Article
A comparison was made between the responses to live-traps of marked and unmarked individuals of Microtus pennsylvanicus and Peromyscus leucopus. Previously captured individuals of M. pennsylvanicus were more readily captured than were the unmarked ones, even after an interval of a month. There was no difference in the rates of capture of marked and unmarked P. leucopus. Comparisons of a given live-trapping technique utilized in two different habitats (marsh and old field) indicated no significant difference in its effectiveness after the second day of trapping. M. pennsylvanicus, in an old field, was found to abandon diurnal activity in favor of nocturnal and/or crepuscular activity when the temperature rose above 20⚬ C. During the winter, when the temperature dropped below 0⚬ C, activity was much less at all times. Except for less activity during the days the temperature rose above 20⚬ C, such responses were not observed in the marsh.

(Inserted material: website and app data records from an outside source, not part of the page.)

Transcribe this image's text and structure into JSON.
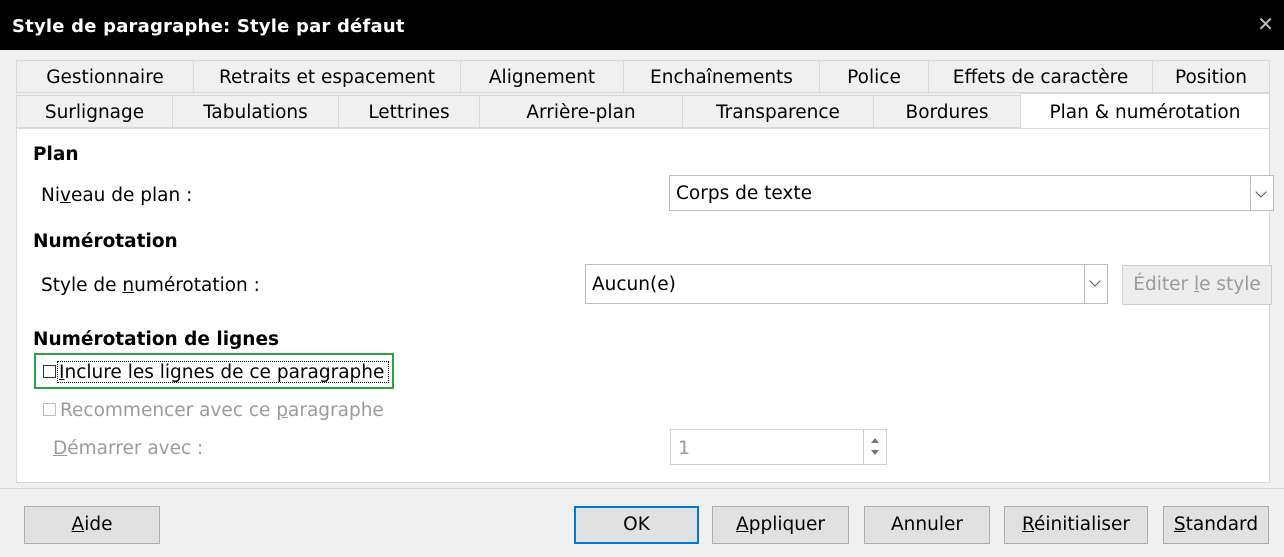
{
  "window": {
    "title": "Style de paragraphe: Style par défaut",
    "close_glyph": "✕"
  },
  "tabs": {
    "row1": [
      "Gestionnaire",
      "Retraits et espacement",
      "Alignement",
      "Enchaînements",
      "Police",
      "Effets de caractère",
      "Position"
    ],
    "row2": [
      "Surlignage",
      "Tabulations",
      "Lettrines",
      "Arrière-plan",
      "Transparence",
      "Bordures",
      "Plan & numérotation"
    ],
    "active": "Plan & numérotation"
  },
  "plan": {
    "heading": "Plan",
    "level_label_pre": "Ni",
    "level_label_u": "v",
    "level_label_post": "eau de plan :",
    "level_value": "Corps de texte"
  },
  "numbering": {
    "heading": "Numérotation",
    "style_label_pre": "Style de ",
    "style_label_u": "n",
    "style_label_post": "umérotation :",
    "style_value": "Aucun(e)",
    "edit_pre": "Éditer ",
    "edit_u": "l",
    "edit_post": "e style"
  },
  "line_numbering": {
    "heading": "Numérotation de lignes",
    "include_u": "I",
    "include_post": "nclure les lignes de ce paragraphe",
    "restart_pre": "Recommencer avec ce ",
    "restart_u": "p",
    "restart_post": "aragraphe",
    "start_u": "D",
    "start_post": "émarrer avec :",
    "start_value": "1"
  },
  "buttons": {
    "help_u": "A",
    "help_post": "ide",
    "ok": "OK",
    "apply_u": "A",
    "apply_post": "ppliquer",
    "cancel": "Annuler",
    "reset_u": "R",
    "reset_post": "éinitialiser",
    "standard_u": "S",
    "standard_post": "tandard"
  },
  "colors": {
    "focus": "#2ea043",
    "default_button_border": "#0078d7",
    "titlebar": "#000000"
  }
}
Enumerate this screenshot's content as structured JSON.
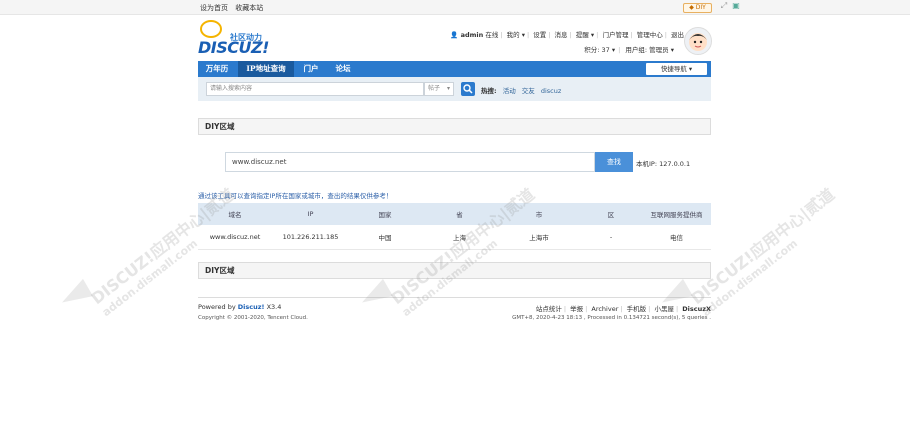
{
  "topbar": {
    "set_home": "设为首页",
    "bookmark": "收藏本站",
    "diy_label": "DIY"
  },
  "logo": {
    "slogan": "社区动力",
    "word": "DISCUZ!"
  },
  "user": {
    "name": "admin",
    "status": "在线",
    "mine": "我的",
    "settings": "设置",
    "messages": "消息",
    "reminders": "提醒",
    "portal_manage": "门户管理",
    "admin_center": "管理中心",
    "logout": "退出",
    "points": "积分: 37",
    "usergroup": "用户组: 管理员"
  },
  "nav": {
    "items": [
      {
        "label": "万年历"
      },
      {
        "label": "IP地址查询"
      },
      {
        "label": "门户"
      },
      {
        "label": "论坛"
      }
    ],
    "quick": "快捷导航"
  },
  "search": {
    "placeholder": "请输入搜索内容",
    "type": "帖子",
    "hot_label": "热搜:",
    "hot_items": [
      "活动",
      "交友",
      "discuz"
    ]
  },
  "diy": {
    "area_label": "DIY区域"
  },
  "query": {
    "domain_value": "www.discuz.net",
    "button": "查找",
    "local_ip": "本机IP: 127.0.0.1",
    "tip": "通过该工具可以查询指定IP所在国家或城市，查出的结果仅供参考！"
  },
  "table": {
    "headers": [
      "域名",
      "IP",
      "国家",
      "省",
      "市",
      "区",
      "互联网服务提供商"
    ],
    "rows": [
      [
        "www.discuz.net",
        "101.226.211.185",
        "中国",
        "上海",
        "上海市",
        "-",
        "电信"
      ]
    ]
  },
  "footer": {
    "powered": "Powered by",
    "brand": "Discuz!",
    "version": "X3.4",
    "copyright": "Copyright © 2001-2020, Tencent Cloud.",
    "links": [
      "站点统计",
      "举报",
      "Archiver",
      "手机版",
      "小黑屋"
    ],
    "brand_right": "DiscuzX",
    "stats": "GMT+8, 2020-4-23 18:13 , Processed in 0.134721 second(s), 5 queries ."
  },
  "watermark": {
    "text1": "DISCUZ!应用中心|贰道",
    "text2": "addon.dismall.com"
  },
  "colors": {
    "nav": "#2b7acd",
    "nav_active": "#1a5a9e",
    "query_button": "#4a90d9",
    "table_header": "#dde8f3"
  }
}
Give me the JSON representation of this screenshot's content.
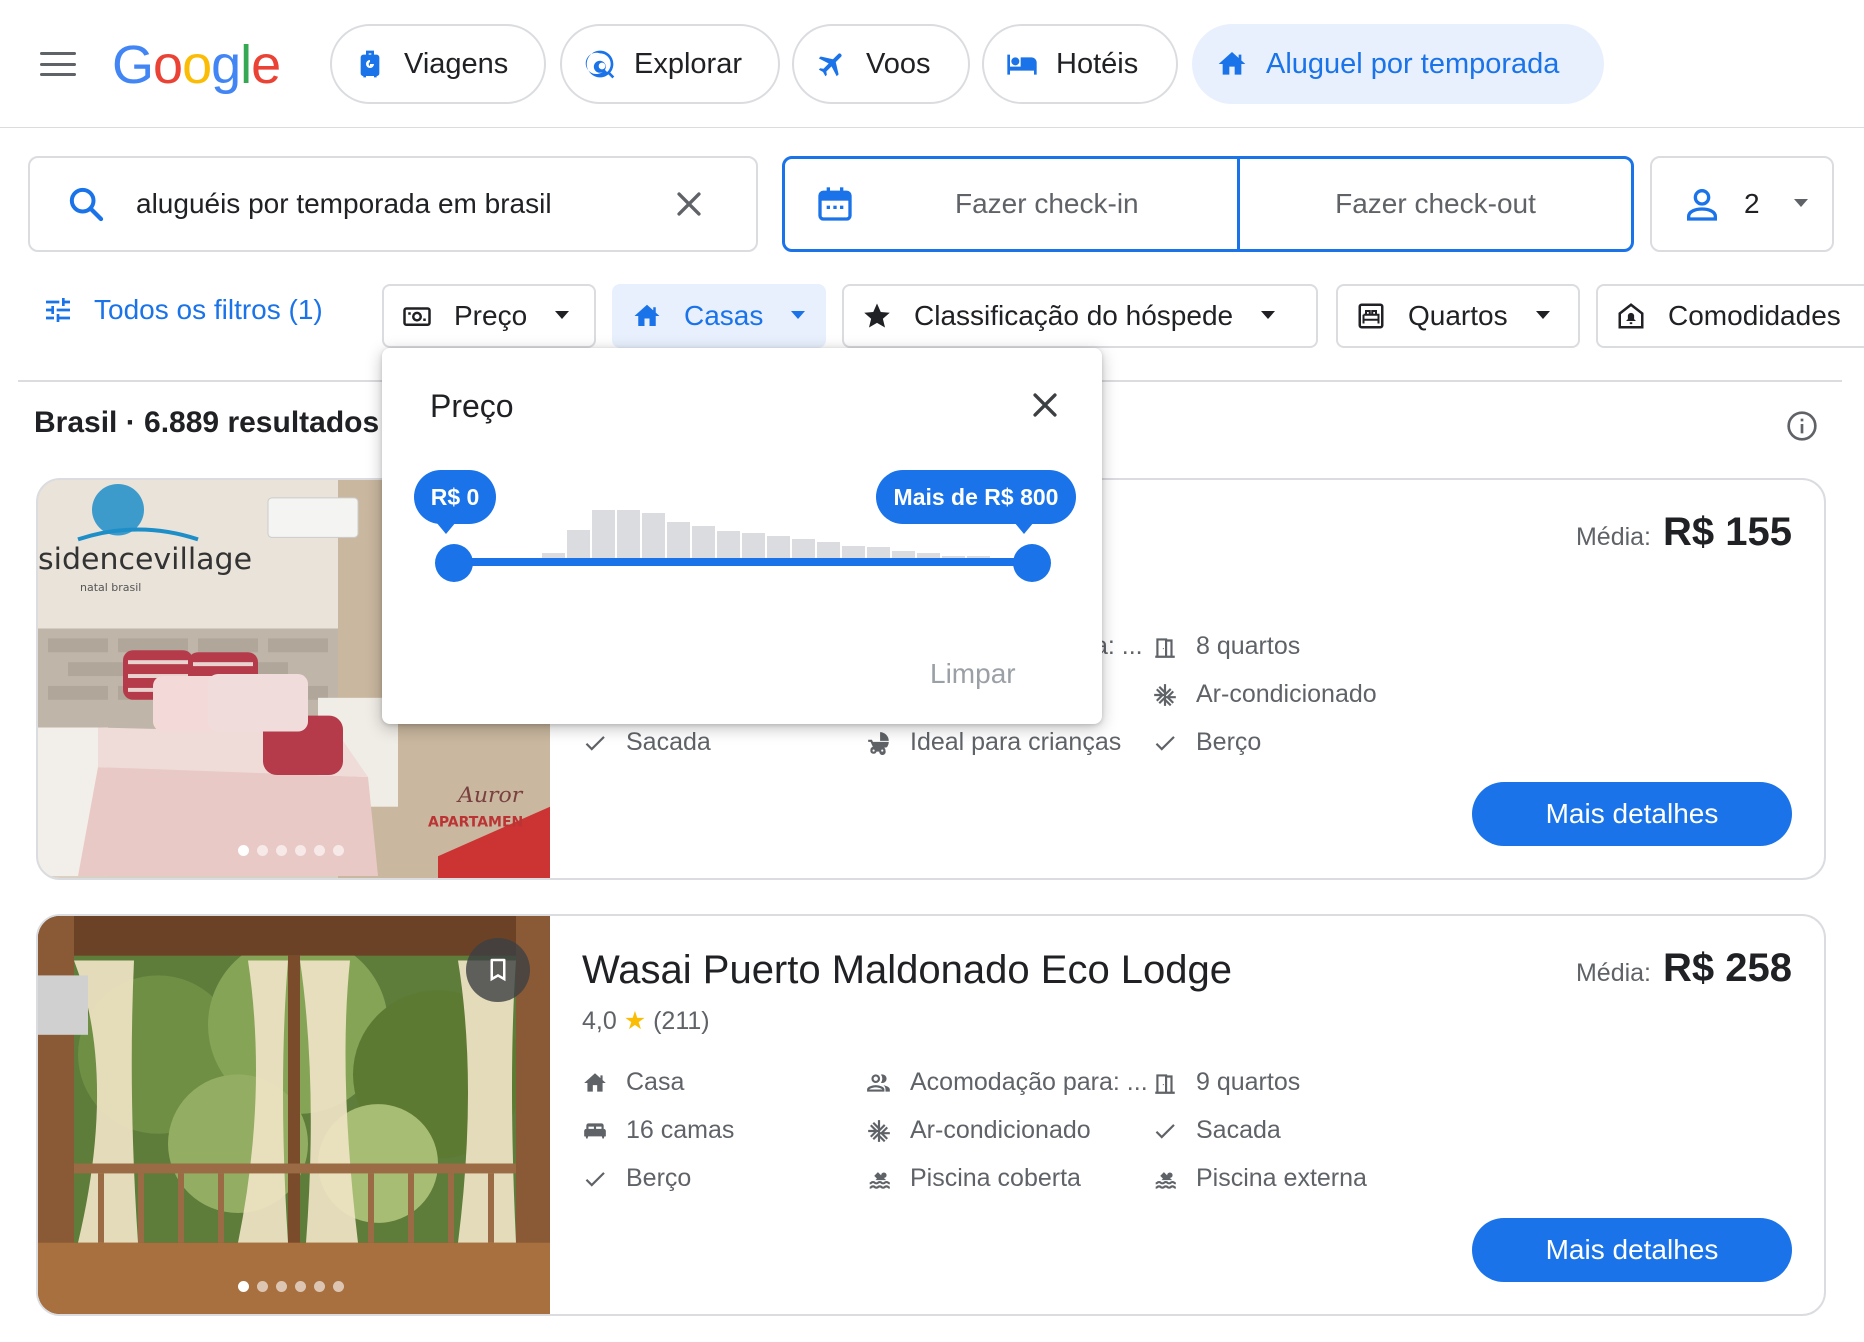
{
  "header": {
    "nav": [
      {
        "label": "Viagens",
        "icon": "luggage-icon",
        "active": false
      },
      {
        "label": "Explorar",
        "icon": "explore-icon",
        "active": false
      },
      {
        "label": "Voos",
        "icon": "plane-icon",
        "active": false
      },
      {
        "label": "Hotéis",
        "icon": "hotel-bed-icon",
        "active": false
      },
      {
        "label": "Aluguel por temporada",
        "icon": "home-icon",
        "active": true
      }
    ]
  },
  "search": {
    "query": "aluguéis por temporada em brasil"
  },
  "dates": {
    "checkin": "Fazer check-in",
    "checkout": "Fazer check-out"
  },
  "guests": {
    "count": "2"
  },
  "filters": {
    "all": "Todos os filtros (1)",
    "chips": [
      {
        "label": "Preço",
        "icon": "price-icon",
        "active": false
      },
      {
        "label": "Casas",
        "icon": "home-icon",
        "active": true
      },
      {
        "label": "Classificação do hóspede",
        "icon": "star-icon",
        "active": false
      },
      {
        "label": "Quartos",
        "icon": "bed-icon",
        "active": false
      },
      {
        "label": "Comodidades",
        "icon": "amenities-icon",
        "active": false
      }
    ]
  },
  "results": {
    "summary": "Brasil · 6.889 resultados"
  },
  "price_popup": {
    "title": "Preço",
    "min_label": "R$ 0",
    "max_label": "Mais de R$ 800",
    "clear": "Limpar",
    "histogram": [
      0.08,
      0.45,
      0.78,
      0.78,
      0.72,
      0.58,
      0.52,
      0.44,
      0.4,
      0.35,
      0.3,
      0.26,
      0.2,
      0.18,
      0.12,
      0.08,
      0.04,
      0.03
    ],
    "range_selected": [
      0,
      1
    ]
  },
  "listings": [
    {
      "title": "",
      "price_prefix": "Média:",
      "price": "R$ 155",
      "image_text": [
        "sidencevillage",
        "natal brasil",
        "Auror",
        "APARTAMEN"
      ],
      "amenities": [
        {
          "icon": "guests-icon",
          "text": "a: ..."
        },
        {
          "icon": "door-icon",
          "text": "8 quartos"
        },
        {
          "icon": "snowflake-icon",
          "text": "Ar-condicionado"
        },
        {
          "icon": "check-icon",
          "text": "Sacada"
        },
        {
          "icon": "stroller-icon",
          "text": "Ideal para crianças"
        },
        {
          "icon": "check-icon",
          "text": "Berço"
        }
      ],
      "button": "Mais detalhes"
    },
    {
      "title": "Wasai Puerto Maldonado Eco Lodge",
      "rating": "4,0",
      "reviews": "(211)",
      "price_prefix": "Média:",
      "price": "R$ 258",
      "amenities": [
        {
          "icon": "home-icon",
          "text": "Casa"
        },
        {
          "icon": "guests-icon",
          "text": "Acomodação para: ..."
        },
        {
          "icon": "door-icon",
          "text": "9 quartos"
        },
        {
          "icon": "bed-icon",
          "text": "16 camas"
        },
        {
          "icon": "snowflake-icon",
          "text": "Ar-condicionado"
        },
        {
          "icon": "check-icon",
          "text": "Sacada"
        },
        {
          "icon": "check-icon",
          "text": "Berço"
        },
        {
          "icon": "pool-icon",
          "text": "Piscina coberta"
        },
        {
          "icon": "pool-icon",
          "text": "Piscina externa"
        }
      ],
      "button": "Mais detalhes"
    }
  ],
  "colors": {
    "accent": "#1a73e8",
    "active_bg": "#e8f0fe",
    "border": "#dadce0",
    "star": "#fbbc04"
  }
}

Blarina brevicauda was found to be more active on cloudy days than on those that were sunny or rainy. No correlations between activity and temperature variations was observed for this species.